=== Section Start ===

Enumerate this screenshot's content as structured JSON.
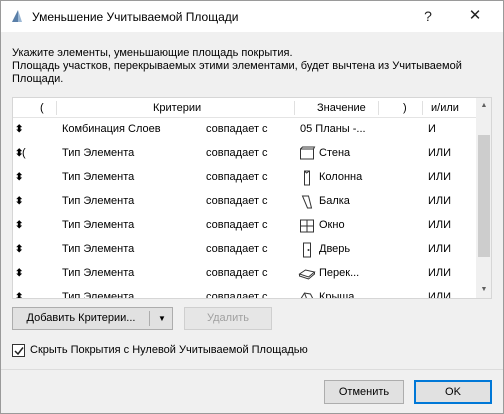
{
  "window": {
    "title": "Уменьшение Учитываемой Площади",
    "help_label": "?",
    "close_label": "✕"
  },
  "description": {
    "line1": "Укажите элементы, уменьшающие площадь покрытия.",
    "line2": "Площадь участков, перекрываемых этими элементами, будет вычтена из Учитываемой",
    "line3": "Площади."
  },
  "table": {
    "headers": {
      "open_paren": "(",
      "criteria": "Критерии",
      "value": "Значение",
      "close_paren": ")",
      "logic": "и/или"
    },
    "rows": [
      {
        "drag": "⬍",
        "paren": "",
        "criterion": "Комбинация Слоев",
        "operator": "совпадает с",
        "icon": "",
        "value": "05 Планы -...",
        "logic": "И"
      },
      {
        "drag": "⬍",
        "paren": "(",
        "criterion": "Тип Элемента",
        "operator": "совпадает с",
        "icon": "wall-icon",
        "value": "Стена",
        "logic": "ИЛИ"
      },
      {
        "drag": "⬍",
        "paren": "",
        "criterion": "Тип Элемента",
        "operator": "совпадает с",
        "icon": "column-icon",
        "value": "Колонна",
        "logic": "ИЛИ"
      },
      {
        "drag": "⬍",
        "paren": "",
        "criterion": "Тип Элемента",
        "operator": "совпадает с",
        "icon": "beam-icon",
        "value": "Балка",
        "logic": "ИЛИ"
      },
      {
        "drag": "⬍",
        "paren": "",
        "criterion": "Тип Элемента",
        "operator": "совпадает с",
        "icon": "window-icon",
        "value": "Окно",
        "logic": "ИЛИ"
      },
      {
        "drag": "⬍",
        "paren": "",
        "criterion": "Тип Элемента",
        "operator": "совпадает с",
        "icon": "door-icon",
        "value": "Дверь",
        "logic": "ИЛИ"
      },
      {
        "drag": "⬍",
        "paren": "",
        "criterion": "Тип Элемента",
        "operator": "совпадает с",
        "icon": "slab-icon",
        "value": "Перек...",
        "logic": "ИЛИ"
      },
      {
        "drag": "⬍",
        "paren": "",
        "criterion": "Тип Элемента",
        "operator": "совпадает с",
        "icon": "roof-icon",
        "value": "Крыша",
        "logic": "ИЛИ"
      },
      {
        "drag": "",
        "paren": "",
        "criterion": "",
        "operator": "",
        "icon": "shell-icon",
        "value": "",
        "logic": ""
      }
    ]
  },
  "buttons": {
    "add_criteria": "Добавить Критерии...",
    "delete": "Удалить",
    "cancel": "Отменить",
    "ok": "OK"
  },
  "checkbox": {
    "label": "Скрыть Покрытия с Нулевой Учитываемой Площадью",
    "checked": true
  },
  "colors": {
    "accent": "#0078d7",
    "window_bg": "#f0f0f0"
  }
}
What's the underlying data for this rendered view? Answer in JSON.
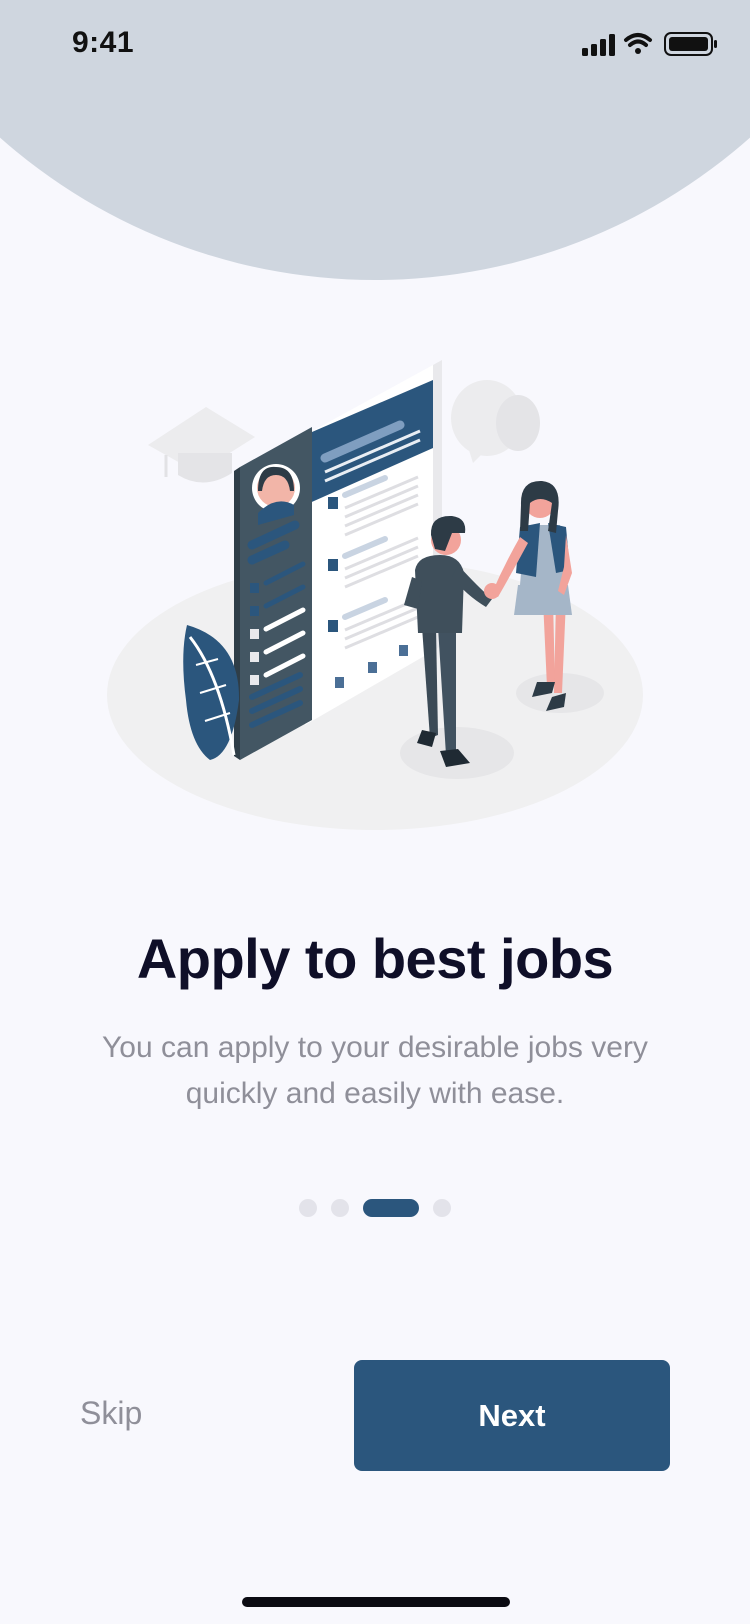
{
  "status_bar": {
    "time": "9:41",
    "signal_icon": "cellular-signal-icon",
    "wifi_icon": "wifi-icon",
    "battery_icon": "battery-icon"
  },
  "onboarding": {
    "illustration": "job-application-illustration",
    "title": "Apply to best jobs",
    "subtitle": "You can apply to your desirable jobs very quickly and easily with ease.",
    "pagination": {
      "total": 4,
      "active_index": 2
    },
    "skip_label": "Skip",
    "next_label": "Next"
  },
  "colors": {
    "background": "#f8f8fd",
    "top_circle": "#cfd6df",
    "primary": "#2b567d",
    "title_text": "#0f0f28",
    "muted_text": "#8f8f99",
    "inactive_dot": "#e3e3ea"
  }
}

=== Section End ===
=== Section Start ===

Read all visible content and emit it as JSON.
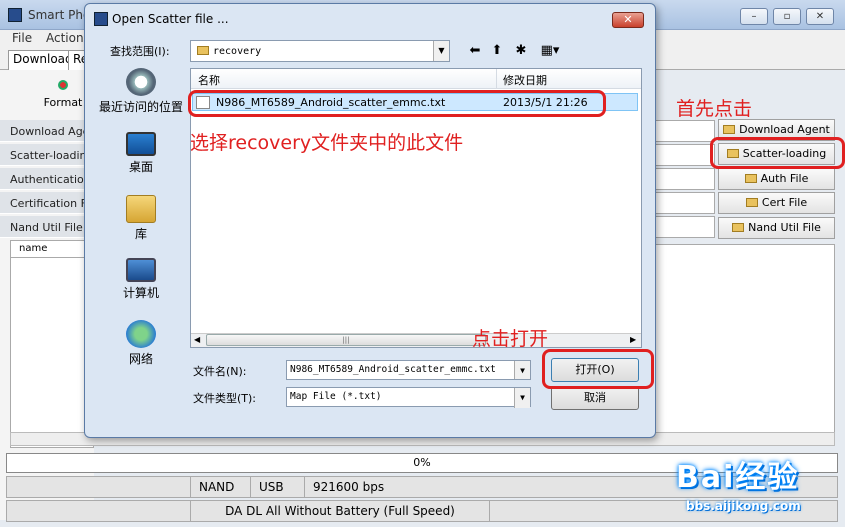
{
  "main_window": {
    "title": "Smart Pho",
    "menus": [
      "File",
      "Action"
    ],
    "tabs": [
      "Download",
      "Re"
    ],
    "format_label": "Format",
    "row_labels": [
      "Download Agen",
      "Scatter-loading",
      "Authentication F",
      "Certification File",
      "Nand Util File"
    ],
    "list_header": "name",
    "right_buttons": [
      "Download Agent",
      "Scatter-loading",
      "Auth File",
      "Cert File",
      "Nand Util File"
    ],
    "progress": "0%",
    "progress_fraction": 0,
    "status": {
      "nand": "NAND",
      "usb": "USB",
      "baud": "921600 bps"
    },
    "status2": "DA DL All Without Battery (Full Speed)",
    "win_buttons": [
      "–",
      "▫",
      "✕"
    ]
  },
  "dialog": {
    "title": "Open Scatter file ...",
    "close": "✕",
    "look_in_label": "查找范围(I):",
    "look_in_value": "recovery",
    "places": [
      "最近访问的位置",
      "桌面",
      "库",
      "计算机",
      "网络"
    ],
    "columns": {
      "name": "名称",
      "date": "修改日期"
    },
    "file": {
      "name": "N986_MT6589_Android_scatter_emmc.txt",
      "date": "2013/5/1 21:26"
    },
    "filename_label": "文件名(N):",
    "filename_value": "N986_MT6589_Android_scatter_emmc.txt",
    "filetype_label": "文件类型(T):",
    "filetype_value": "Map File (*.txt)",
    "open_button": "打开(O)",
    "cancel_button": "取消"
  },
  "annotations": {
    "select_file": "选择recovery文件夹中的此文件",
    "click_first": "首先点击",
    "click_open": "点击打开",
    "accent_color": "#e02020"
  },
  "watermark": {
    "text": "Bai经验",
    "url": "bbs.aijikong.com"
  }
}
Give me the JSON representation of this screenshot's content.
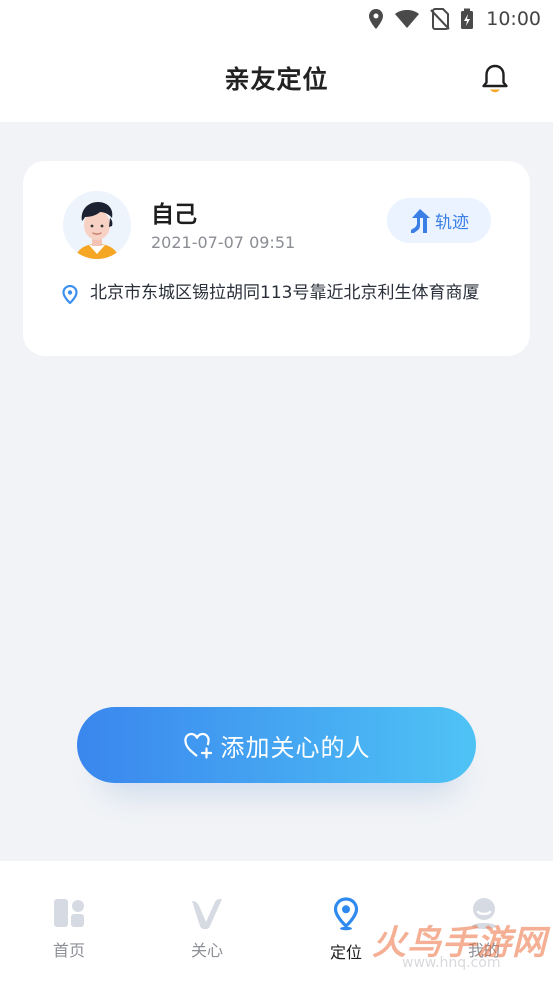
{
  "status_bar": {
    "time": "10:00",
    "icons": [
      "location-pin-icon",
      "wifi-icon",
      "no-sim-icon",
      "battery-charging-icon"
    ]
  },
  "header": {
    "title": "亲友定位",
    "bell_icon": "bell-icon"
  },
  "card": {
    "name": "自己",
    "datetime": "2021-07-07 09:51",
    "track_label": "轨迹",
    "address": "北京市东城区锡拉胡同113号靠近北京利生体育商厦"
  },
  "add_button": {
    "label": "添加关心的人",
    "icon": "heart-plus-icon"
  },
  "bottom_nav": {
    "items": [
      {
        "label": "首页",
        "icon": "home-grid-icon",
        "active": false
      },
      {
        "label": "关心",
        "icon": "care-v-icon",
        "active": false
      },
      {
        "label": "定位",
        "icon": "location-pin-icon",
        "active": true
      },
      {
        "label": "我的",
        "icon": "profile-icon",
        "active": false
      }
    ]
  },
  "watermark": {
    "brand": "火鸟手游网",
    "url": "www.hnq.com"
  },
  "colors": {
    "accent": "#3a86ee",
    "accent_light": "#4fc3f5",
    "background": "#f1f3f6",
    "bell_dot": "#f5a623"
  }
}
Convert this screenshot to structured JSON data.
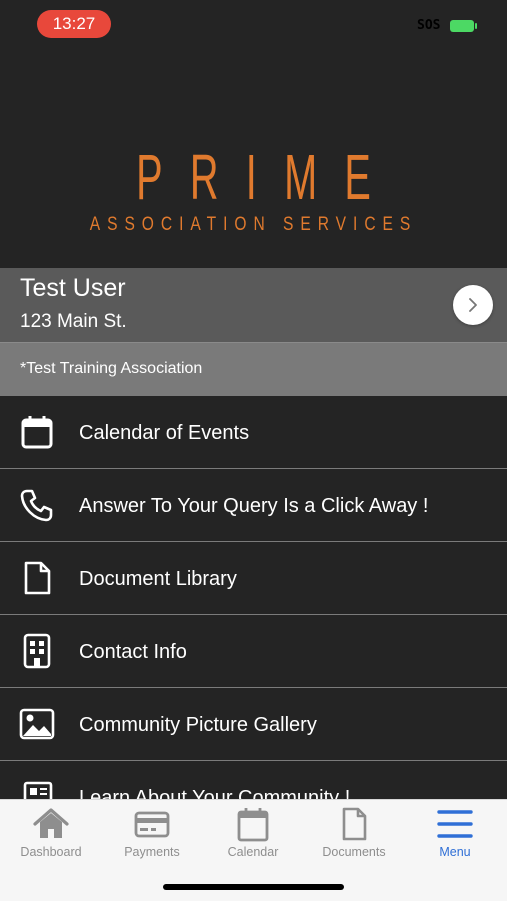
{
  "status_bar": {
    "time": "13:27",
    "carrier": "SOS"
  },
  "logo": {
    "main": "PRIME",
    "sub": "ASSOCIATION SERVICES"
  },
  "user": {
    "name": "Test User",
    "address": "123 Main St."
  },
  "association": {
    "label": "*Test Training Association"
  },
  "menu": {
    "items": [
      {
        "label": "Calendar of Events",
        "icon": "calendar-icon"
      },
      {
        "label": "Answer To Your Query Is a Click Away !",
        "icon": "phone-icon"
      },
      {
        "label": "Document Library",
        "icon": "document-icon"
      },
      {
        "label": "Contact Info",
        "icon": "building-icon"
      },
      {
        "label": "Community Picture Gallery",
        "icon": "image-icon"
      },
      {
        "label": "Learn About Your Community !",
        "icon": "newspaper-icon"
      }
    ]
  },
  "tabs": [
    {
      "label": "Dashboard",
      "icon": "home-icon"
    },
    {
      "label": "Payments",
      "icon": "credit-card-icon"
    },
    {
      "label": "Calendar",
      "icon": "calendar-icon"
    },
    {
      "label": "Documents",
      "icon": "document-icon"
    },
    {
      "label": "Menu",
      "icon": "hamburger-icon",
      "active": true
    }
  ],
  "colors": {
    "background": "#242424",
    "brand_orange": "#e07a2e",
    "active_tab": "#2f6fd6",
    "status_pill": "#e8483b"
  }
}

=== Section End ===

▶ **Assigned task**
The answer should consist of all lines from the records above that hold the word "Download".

▶ **Solution for this problem**
      "Download",
      "Download Agen",
      "Download Agent",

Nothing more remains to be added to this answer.